Monday, August 15, 2011

Sensationalism in the media? No way!

The FreeP is doing a multi-part story on just how dangerous the streets of Winnipeg can be, "Walking and cycling can be deadly - as more of us hike and bike will the death toll rise?" While I don't disagree with the sentiments that there can be many deadly issues with cars and bikes and people (see a good blog post by One Man Committee here as well), my beef is with their stats.

Now, buried in the article in today's FreeP is the fact that "Other times, pedestrians are jaywalking, intoxicated or not paying attention." Now, the "death toll" (such an ominous sounding label) for this year stands at 4 people, and when I read their list of what these incidents were, two immediately rang bells for being unusual incidents. The most recent one, in June, was the unfortunate event of a presumed street person falling under the rear tires of a delivery truck, no charges were laid against the driver. In April, a man lying in the middle of Redwood Ave at 4am was hit by a fire truck when it did not have time to see the body because of a vehicle travelling in front of it. I was unable to find a news article to confirm it but it was believed that the man was heavily intoxicated. Now, those are two of the four deadly crashes with pedestrians on the roads of Winnipeg, and somehow their deaths don't make me fear being a pedestrian. The same goes for anytime someone is hit while playing Frogger to get across the road.

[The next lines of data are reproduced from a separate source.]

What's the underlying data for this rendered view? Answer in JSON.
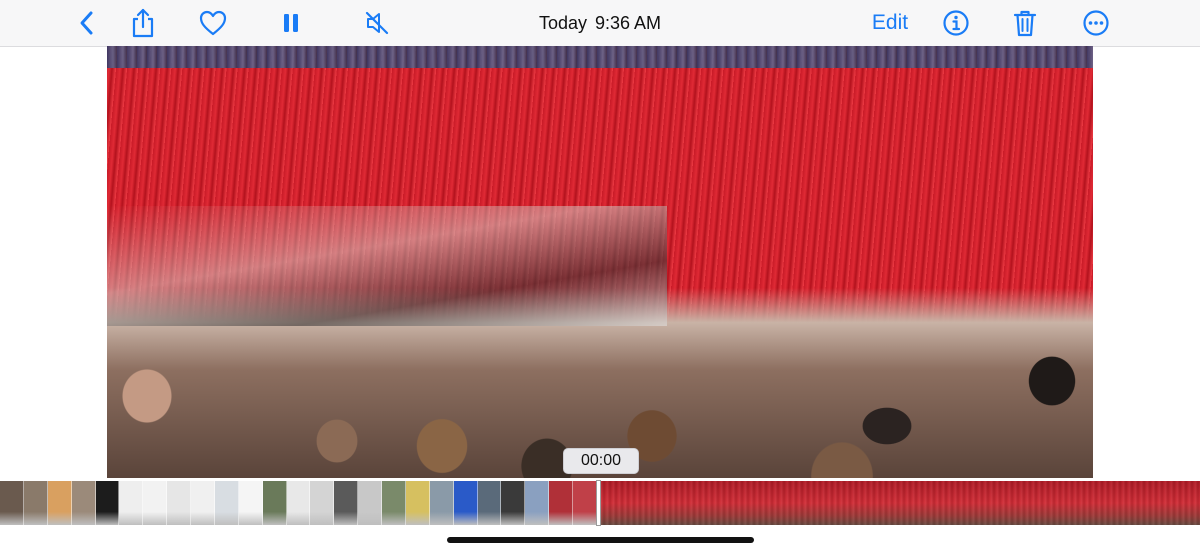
{
  "header": {
    "date": "Today",
    "time": "9:36 AM",
    "edit_label": "Edit"
  },
  "toolbar_icons": [
    "back-chevron-icon",
    "share-icon",
    "heart-icon",
    "pause-icon",
    "mute-icon",
    "info-icon",
    "trash-icon",
    "more-icon"
  ],
  "player": {
    "timecode": "00:00"
  },
  "colors": {
    "accent": "#1a7cf6",
    "bar_background": "#f7f7f8"
  },
  "filmstrip": {
    "thumbnails": [
      "#6a5a4e",
      "#8a7a6a",
      "#d9a060",
      "#9b8a7a",
      "#1c1c1c",
      "#eeeeee",
      "#f2f2f2",
      "#e6e6e6",
      "#f0f0f0",
      "#d8dde2",
      "#f5f5f5",
      "#6a7a5a",
      "#e8e8e8",
      "#d4d4d4",
      "#5a5a5a",
      "#c8c8c8",
      "#7a8a6a",
      "#d6c060",
      "#8a9aa8",
      "#2a5ac8",
      "#5a6a7a",
      "#3a3a3a",
      "#8aa0c0",
      "#b03038",
      "#c04048"
    ],
    "current_clip_color": "#c41f2a"
  }
}
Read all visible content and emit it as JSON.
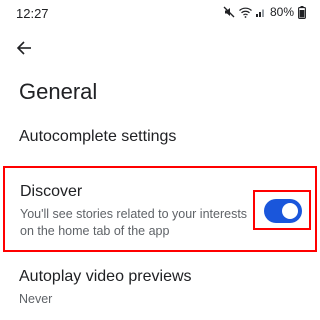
{
  "status_bar": {
    "time": "12:27",
    "battery_percent": "80%",
    "icons": [
      "mute-icon",
      "wifi-icon",
      "signal-icon",
      "battery-icon"
    ]
  },
  "header": {
    "back_icon": "arrow-back-icon",
    "title": "General"
  },
  "settings": {
    "autocomplete": {
      "label": "Autocomplete settings"
    },
    "discover": {
      "label": "Discover",
      "description": "You'll see stories related to your interests on the home tab of the app",
      "enabled": true
    },
    "autoplay": {
      "label": "Autoplay video previews",
      "value": "Never"
    }
  },
  "colors": {
    "toggle_on": "#1a56db",
    "highlight": "#ff0000",
    "secondary_text": "#5f6368"
  }
}
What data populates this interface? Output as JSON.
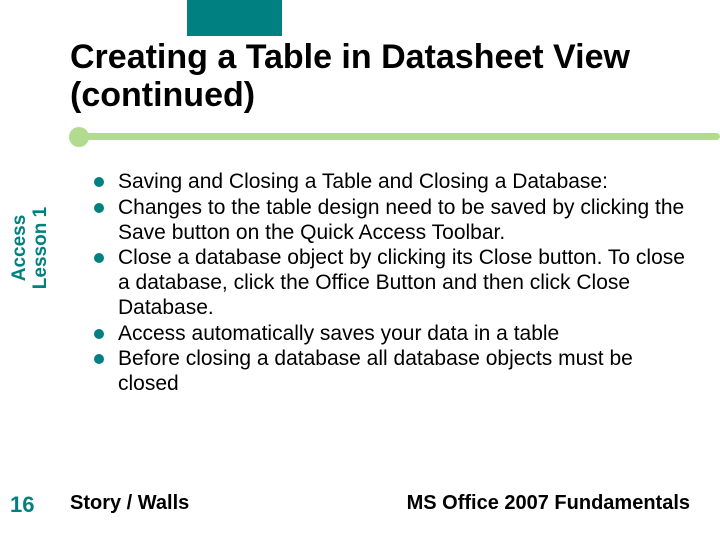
{
  "title": "Creating a Table in Datasheet View (continued)",
  "sidebar": {
    "line1": "Access",
    "line2": "Lesson 1"
  },
  "page_number": "16",
  "bullets": {
    "b0": "Saving and Closing a Table and Closing a Database:",
    "b1": "Changes to the table design need to be saved by clicking the Save button on the Quick Access Toolbar.",
    "b2": "Close a database object by clicking its Close button. To close a database, click the Office Button and then click Close Database.",
    "b3": "Access automatically saves your data in a table",
    "b4": "Before closing a database all database objects must be closed"
  },
  "footer": {
    "left": "Story / Walls",
    "right": "MS Office 2007 Fundamentals"
  }
}
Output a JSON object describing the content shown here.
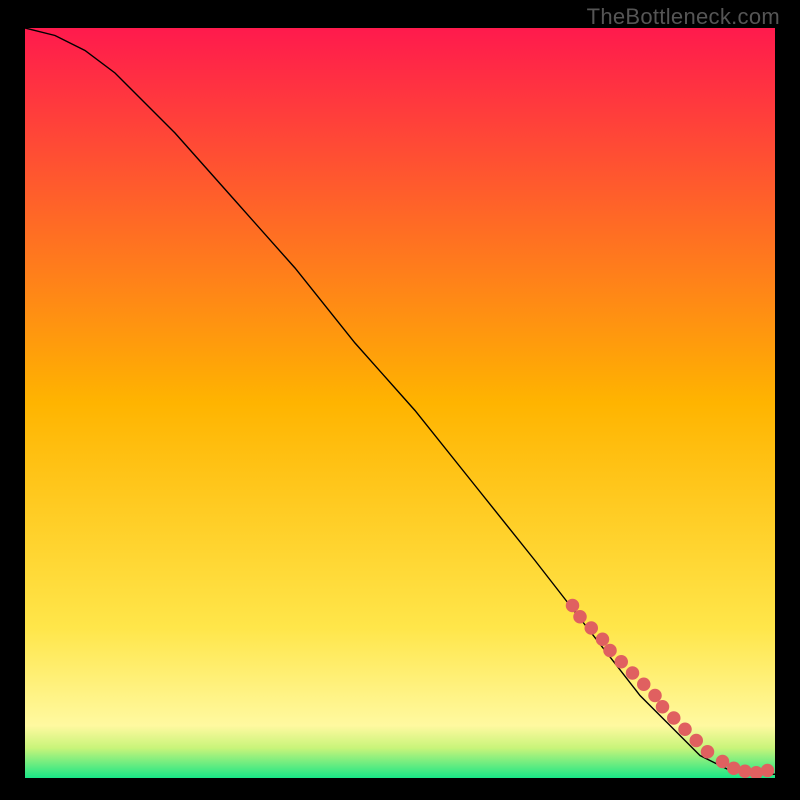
{
  "watermark": "TheBottleneck.com",
  "chart_data": {
    "type": "line",
    "title": "",
    "xlabel": "",
    "ylabel": "",
    "xlim": [
      0,
      100
    ],
    "ylim": [
      0,
      100
    ],
    "background_gradient": {
      "stops": [
        {
          "t": 0.0,
          "color": "#ff1a4d"
        },
        {
          "t": 0.5,
          "color": "#ffb400"
        },
        {
          "t": 0.8,
          "color": "#ffe64a"
        },
        {
          "t": 0.93,
          "color": "#fff9a0"
        },
        {
          "t": 0.96,
          "color": "#c8f47a"
        },
        {
          "t": 1.0,
          "color": "#19e686"
        }
      ]
    },
    "series": [
      {
        "name": "curve",
        "type": "line",
        "color": "#000000",
        "x": [
          0,
          4,
          8,
          12,
          16,
          20,
          28,
          36,
          44,
          52,
          60,
          68,
          75,
          82,
          86,
          90,
          94,
          97,
          100
        ],
        "y": [
          100,
          99,
          97,
          94,
          90,
          86,
          77,
          68,
          58,
          49,
          39,
          29,
          20,
          11,
          7,
          3,
          1,
          0.5,
          0.5
        ]
      },
      {
        "name": "dots",
        "type": "scatter",
        "color": "#e06060",
        "x": [
          73,
          74,
          75.5,
          77,
          78,
          79.5,
          81,
          82.5,
          84,
          85,
          86.5,
          88,
          89.5,
          91,
          93,
          94.5,
          96,
          97.5,
          99
        ],
        "y": [
          23,
          21.5,
          20,
          18.5,
          17,
          15.5,
          14,
          12.5,
          11,
          9.5,
          8,
          6.5,
          5,
          3.5,
          2.2,
          1.3,
          0.9,
          0.7,
          1.0
        ]
      }
    ]
  }
}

I absolutely think that Winnipeg drivers need to pay more attention while driving, and I have of course had my moments as well, although One Man Committee would be please to hear that I am generally awesome when it comes to pedestrians at yield lanes. Although equally important to drivers paying more attention is for cyclists and pedestrians themselves to pay more attention. It may be well and good that they were in the right and that it was totally the fault of the vehicle, but if you're dead your gloating opportunities are limited. Things that they need to remember:
  • Vehicles can't stop immediately just because you pushed the crosswalk button, make eye contact with the drivers before you start to cross the road, and pause to make sure that all lanes are clear as you cross each one.
  • Don't hang out at the crosswalk and talk with your friends by the sign, because the drivers that are courteous and slow down for you to cross will just get irritated that you aren't wanting to and may be less likely to slow down next time.
  • Cyclists using the sidewalk (which I personally am okay with, more on that in a second) should dismount to cross intersections or should bloody well keep an eye out for cars making turns - they may have looked to see if any pedestrians were coming but if you're still on your bike you are coming up faster than they were looking for obstacles.
  • When you're riding your bike on the sidewalk, remember that although cars are supposed to stop before the sidewalk, they rarely do. This is particularly true with cars exiting back lanes. Yes, they are supposed to stop, but see above for how if you're dead that it doesn't do you much good to be right.
  • Oh, and since being an idiot still gets you into the stats, don't pass out in the middle of the road, don't try to "fake out" drivers by pretending you're springing out in front of them (had that happen the other day), jaywalk with common sense understanding that you are doing something that the car cannot predict.
So, I think I've mentioned this before, but I really don't have a problem with bikes on the sidewalk, it generally seems like a safer option for them (especially if they follow my rules above). In general, I don't fear getting hit by car anymore than I fear getting shot here in the North End, although I would suspects it would actually be more likely to be hit. I am not in a gang so I will probably not get shot. I am a courteous pedestrian, yes there is such a thing, so I will probably not get hit by a car. Winnipeg's roadways were designed by someone who likely got their planning degree in a Crackerjack box, since we can't change them, we need to learn to all work together for the safety of all citizens.

*steps down from her soapbox*

Oh, and with the recent shootings in Transcona* does that make me more likely to get shot there or run over by a Firebird? ;) Just kidding Transcona, I love ya!

*I was very sourly informed by someone who feels the same way I do about how negative things get attributed to the North End and positive ones get their proper neighbourhood named, that this part of the city is NOT Transcona, but rather E.K., according to the assessment map it does seem to be classed as T-Cona, but I'm glad that other people have issues just like me!


  1. You get the One Man Committee medal of honour for keeping an eye out for pedestrians in yield lanes!

  2. I frequently confuse pedestrians at the yield onto St. James St. from Portage Ave., albeit admittedly a very easy one to look for pedestrians since you don't really have to watch for oncoming traffic.

  3. I think overall and continued poor planning continues to plague the city when it comes to traffic issues and transportation whether is bus, car, bike or pedestrian.

    You can trace a lot the Kenaston woes to the former council who where dismissive of service roads and as a result have had to spent tens of millions of dollars to correct the problem.

    Add to the active transportation that puts up traffic circles that are completely unsafe for drivers, bikes or pedestrians. If you think a pedestrian has the right of way when entering crossing there, think again.

    There is a big difference between a good traffic circle and a bad one. And we have a lot of bad ones.